The VIP stateroom is accessed from a separate companionway at the forward end of the salon. It features twin scissor berths with the foot end of the beds swinging together to form a single queen-sized berth. This is a fair trade-off as not all guests that will occupy this room want to share the same berth, but will likely have no hesitations about sharing the same stateroom. A pair of siblings comes to mind. Again, hull side windows offer the opportunity for spectacular views and opening port lights add ventilation. Emergency egress and additional light/ventilation is provided by an overhead hatch. To the aft end of the stateroom is access to the head. The toilet occupies the same space as the shower and a separate entrance to the companionway allows this to also serve as a day head.

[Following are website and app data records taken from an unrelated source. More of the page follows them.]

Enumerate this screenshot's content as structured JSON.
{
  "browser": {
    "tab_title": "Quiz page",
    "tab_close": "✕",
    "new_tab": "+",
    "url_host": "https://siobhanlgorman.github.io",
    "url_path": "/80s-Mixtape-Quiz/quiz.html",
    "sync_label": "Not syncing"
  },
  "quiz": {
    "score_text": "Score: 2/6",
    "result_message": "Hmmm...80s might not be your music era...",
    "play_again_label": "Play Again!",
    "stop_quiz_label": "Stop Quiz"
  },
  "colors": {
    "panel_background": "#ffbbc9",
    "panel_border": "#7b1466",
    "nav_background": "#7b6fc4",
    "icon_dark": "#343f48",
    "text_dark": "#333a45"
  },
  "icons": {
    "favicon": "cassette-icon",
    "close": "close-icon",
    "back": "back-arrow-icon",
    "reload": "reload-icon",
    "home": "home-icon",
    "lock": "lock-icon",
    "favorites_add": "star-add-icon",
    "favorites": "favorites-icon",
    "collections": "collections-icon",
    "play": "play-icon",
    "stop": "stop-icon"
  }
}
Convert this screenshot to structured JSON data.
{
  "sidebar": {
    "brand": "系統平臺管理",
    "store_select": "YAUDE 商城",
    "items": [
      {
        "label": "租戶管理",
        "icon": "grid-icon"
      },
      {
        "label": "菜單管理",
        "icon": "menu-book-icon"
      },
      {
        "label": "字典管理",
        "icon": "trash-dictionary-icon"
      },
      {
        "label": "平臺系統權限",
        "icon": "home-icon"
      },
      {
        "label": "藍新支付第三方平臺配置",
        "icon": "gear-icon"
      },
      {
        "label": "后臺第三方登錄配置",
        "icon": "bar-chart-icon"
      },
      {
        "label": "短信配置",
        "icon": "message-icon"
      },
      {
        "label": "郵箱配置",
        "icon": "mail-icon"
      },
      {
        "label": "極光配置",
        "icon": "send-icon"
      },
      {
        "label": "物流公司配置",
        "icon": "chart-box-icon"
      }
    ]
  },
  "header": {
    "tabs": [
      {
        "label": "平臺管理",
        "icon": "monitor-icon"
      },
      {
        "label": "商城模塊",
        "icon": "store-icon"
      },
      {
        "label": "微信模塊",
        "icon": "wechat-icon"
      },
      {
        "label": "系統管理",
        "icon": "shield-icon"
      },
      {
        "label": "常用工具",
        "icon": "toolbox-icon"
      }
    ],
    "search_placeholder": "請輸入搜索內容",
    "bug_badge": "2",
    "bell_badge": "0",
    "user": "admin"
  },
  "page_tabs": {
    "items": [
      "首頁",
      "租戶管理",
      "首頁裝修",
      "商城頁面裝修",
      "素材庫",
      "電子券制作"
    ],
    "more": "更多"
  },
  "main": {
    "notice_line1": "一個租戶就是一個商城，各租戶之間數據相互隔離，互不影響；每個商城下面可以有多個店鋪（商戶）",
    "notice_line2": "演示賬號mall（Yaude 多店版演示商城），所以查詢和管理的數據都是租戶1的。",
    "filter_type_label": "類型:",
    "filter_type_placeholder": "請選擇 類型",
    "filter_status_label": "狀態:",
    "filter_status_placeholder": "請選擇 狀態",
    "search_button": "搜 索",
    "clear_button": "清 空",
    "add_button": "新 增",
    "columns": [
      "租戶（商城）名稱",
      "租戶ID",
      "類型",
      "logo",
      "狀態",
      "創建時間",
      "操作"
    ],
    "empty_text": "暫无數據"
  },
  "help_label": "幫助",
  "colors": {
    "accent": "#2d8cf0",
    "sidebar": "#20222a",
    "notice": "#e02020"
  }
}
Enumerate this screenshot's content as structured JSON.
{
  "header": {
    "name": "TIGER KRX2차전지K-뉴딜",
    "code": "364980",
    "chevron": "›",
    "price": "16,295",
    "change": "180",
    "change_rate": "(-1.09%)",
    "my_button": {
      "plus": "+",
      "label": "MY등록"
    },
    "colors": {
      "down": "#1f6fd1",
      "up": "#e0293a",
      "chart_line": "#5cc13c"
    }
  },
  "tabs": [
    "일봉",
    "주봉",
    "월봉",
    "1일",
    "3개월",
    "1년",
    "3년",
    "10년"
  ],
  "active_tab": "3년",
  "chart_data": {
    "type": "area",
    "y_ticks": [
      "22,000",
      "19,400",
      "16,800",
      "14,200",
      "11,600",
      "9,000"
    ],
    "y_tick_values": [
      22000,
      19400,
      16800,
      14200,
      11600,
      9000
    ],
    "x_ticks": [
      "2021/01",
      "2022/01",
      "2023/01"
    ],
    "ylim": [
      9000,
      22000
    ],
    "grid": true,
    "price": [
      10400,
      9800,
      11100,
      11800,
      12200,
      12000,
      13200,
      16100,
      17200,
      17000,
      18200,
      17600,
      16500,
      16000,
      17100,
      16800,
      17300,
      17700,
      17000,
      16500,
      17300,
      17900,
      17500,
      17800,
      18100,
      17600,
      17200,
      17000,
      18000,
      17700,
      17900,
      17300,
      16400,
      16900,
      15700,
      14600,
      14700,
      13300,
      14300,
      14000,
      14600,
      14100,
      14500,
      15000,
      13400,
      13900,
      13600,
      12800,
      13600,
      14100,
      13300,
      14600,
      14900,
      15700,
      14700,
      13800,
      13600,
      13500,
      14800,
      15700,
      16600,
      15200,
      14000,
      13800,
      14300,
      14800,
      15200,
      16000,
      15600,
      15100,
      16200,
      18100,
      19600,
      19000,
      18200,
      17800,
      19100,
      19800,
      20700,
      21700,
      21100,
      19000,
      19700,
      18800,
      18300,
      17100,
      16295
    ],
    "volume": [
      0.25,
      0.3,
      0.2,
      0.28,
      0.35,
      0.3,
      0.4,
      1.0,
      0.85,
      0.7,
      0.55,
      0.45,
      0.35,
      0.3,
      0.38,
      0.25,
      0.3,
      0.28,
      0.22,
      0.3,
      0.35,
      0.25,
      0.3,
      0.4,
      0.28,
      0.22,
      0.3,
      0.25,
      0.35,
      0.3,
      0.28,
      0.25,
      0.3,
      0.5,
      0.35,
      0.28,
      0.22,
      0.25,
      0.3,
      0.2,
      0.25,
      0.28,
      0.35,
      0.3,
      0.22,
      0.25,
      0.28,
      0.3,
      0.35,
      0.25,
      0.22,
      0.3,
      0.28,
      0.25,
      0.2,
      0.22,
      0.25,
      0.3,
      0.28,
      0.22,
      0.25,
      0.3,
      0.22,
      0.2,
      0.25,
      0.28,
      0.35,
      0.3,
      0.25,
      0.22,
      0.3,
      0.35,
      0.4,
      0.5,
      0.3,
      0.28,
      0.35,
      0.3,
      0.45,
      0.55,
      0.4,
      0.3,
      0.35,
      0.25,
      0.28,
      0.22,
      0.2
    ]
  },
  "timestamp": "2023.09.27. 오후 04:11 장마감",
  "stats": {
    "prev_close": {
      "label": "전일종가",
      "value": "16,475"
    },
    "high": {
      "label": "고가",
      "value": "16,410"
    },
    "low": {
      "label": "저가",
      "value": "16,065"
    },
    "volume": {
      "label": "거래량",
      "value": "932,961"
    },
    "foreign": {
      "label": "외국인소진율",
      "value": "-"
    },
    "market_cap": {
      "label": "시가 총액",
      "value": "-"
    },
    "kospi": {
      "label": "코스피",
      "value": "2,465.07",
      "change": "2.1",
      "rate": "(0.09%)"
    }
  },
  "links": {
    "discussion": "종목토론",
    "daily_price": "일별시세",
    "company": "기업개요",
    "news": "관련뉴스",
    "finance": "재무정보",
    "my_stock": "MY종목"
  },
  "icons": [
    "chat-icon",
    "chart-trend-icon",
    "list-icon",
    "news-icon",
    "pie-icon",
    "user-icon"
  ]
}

The engine room is accessed from a hatch in the center of the aft cockpit. There's not quite enough headroom to stand in the engine room, but it is a roomy compartment nonetheless. The entry places for the crewman are directly in between the twin IPS600 engines making the daily checks uneventful. Everything else is located to the sides and rear of the compartment, eliminating any need to climb around the small ladder leading into the compartment. The electrical bus panels are to the starboard side, to the stern are the fuel tanks and generator, and to port are the battery chargers and house batteries.
It’s hard not to appreciate the quality of a Prestige, and the creative attention to detail in the layout is outstanding. Few boats in this class will offer the private stateroom on a level as this yacht, and with Prestige’s reputation for keeping their boats affordable, this 450 is sure to be a popular cruiser in the lineup.
Test Result Highlights
- Top speed for the Prestige Yachts 450 (2013-) is 36.7 mph (59.1 kph), burning 44.35 gallons per hour (gph) or 167.86 liters per hour (lph).
- Best cruise for the Prestige Yachts 450 (2013-) is 27.6 mph (44.4 kph), and the boat gets 0.90 miles per gallon (mpg) or 0.38 kilometers per liter (kpl), giving the boat a cruising range of 256 miles (411.99 kilometers).
- Tested power is 2 x 435-hp Volvo Penta IPS600.
Standard and Optional Features
|Washdown: Raw Water||Optional|
|Outlet: 12-Volt Acc||Standard|
|Bimini Top||Optional Flybridge Bimini|
Boats More Than 30 Feet
Full Warranty Information on this brand coming soon!